Alia Yunis has her father to thank for her first foray into filmmaking. Well, him, and olive oil.
"My dad was born in Palestine and so was olive oil," says the Chicago-born, Abu Dhabi filmmaker, author and journalist. "Somewhere in that thought, the film was born."
That film is Yunis's debut documentary, The Golden Harvest, which is currently doing the film festival rounds. When her father died in 2008, Yunis says she had a hard time thinking of a moment when he was happy. Yet, as the years went by, memories began to emerge. "I rarely poured olive oil without remembering him," she explains. "Playing backgammon and testing the new batch of olive oil were how I most pictured my father genuinely joyful."
But before embarking on filming a documentary – that took her five years to make on holidays and breaks from her job as an associate professor teaching audiovisual media at Zayed University – Yunis would first realise how much olive oil mattered to other people, too. "I started to notice almost any time I talked about olive oil to anyone else with Mediterranean roots – and how could you not talk about something you used several times a day for so many things – they would jump in with an olive oil story that was also tied to family, as well as politics, science, history or health."
The Golden Harvest will have its North American debut on Saturday at the Minneapolis St Paul International Film Festival in the US. Fittingly, the movie debuted last month before a Greek crowd at the Thessaloniki International Film Festival.
“Of course the Greeks are so passionate about their olive oil that people were crying and laughing in places I didn’t expect,” says Yunis. “I think the highlight for me was when one audience member got up and announced, ‘After seeing this film, I’ve decided not to sell my father’s trees.’”
In the course of making the film Yunis travelled to five locations where the crop is pivotal: Italy, Greece, Spain, Israel and Palestine. There, olive trees not only dominate the landscape, they are a symbol of identity and family, as well as industry. And they can also represent loss and frustration, as evidenced in the scenes of Palestinian farmers who can see their trees on land that has been seized and divided, but can’t cultivate them.
Among the more than 50 people Yunis interviewed is Zefferino Monini, chief executive of olive oil giant Monini in Italy, the country most responsible for bringing olive oil to the rest of the world. "He is very open about saying Italy is the great bottler of oil – but it mostly bottles Tunisian and Spanish oil," says Yunis. "Italy doesn't have enough trees on its own to feed just the Italian need for oil, let alone the world."
While there has been a lot written about olive oil fraud, very little has been said about why it matters, beyond the obvious fact that people want to be ingesting the real thing. “I started to explore that through film,” says Yunis. “Food is a cultural identifier across the world, but with olive oil, you have a wonderful blend of science and lore, and it really is a 6,000-year-old love story.”

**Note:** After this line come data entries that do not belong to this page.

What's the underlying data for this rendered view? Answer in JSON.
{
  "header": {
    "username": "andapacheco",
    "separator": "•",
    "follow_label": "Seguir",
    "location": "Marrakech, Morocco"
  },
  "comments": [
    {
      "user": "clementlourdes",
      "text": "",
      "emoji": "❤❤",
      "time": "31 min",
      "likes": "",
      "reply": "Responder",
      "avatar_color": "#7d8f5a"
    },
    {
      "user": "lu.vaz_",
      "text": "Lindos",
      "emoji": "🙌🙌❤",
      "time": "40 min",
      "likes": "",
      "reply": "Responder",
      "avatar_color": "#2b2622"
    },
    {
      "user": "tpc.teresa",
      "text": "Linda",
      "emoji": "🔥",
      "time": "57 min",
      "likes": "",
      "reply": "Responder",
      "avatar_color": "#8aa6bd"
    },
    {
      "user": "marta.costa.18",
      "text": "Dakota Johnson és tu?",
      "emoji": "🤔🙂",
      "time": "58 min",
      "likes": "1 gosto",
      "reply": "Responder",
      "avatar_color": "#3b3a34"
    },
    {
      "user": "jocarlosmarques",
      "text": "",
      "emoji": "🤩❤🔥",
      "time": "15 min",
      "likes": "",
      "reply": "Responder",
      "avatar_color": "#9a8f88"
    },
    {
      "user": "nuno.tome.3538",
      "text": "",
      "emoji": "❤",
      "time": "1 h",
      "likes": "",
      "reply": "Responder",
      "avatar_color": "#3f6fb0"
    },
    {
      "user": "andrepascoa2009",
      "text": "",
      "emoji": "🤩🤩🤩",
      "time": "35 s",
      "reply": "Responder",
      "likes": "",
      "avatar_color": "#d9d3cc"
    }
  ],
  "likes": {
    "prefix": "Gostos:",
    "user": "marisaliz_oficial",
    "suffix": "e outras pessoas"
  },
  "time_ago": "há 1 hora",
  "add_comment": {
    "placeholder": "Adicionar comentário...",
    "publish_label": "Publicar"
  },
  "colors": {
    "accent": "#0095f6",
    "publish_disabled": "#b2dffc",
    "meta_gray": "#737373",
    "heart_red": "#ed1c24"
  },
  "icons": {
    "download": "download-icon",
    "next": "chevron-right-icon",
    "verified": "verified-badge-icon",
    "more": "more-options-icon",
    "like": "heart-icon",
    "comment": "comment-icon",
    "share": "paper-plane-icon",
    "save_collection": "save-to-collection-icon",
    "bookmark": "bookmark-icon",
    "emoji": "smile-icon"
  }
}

Before moving to the Middle East, Yunis spent years working in Los Angeles as a screenwriter and script analyst. She is a Pen America Emerging Voices Fellow, and in 2010, Random House published her novel, The Night Counter. She recently became a freelancer, leaving after a decade spent at Zayed University, where she watched local film and television production grow from its early days into a flourishing industry.
“Documentary filmmaking is something that should really be encouraged at universities, because in many ways the truth is harder to tell than fiction, but in practical terms, less cumbersome – smaller crews and no actors,” she says.
The Golden Harvest was funded through the former Abu Dhabi Film Festival, Zayed University and private donations. Even after gathering 80 hours of footage, there are so many other angles to the olive oil story that Yunis wouldn't mind tackling a podcast – named "Olive" – that would explore the industry and culture in further flung countries such as Australia, Brazil, Japan and even China.
She has a distributor, and is seeking to have the film streamed regionally, too. “There are also really cool stories from Mediterranean countries like Albania, Slovenia and, of course, North Africa that really need to be told,” she says.
If there was something a viewer were to take away from the film – other than that as with so much else, even something as simple as olive oil is steeped in emotion – Yunis hopes it might be how intimately we are connected to nature.
“The olive tree is exceptional because it provides for food, furniture, shelter, fire, shade, religious ceremonies, beauty products, cleaning products and medicines, and ultimately, for the owners of the trees, proof of existence,” she says.
“But all plants connect us to the ground beneath us, and understanding that gives us roots to grow, too.”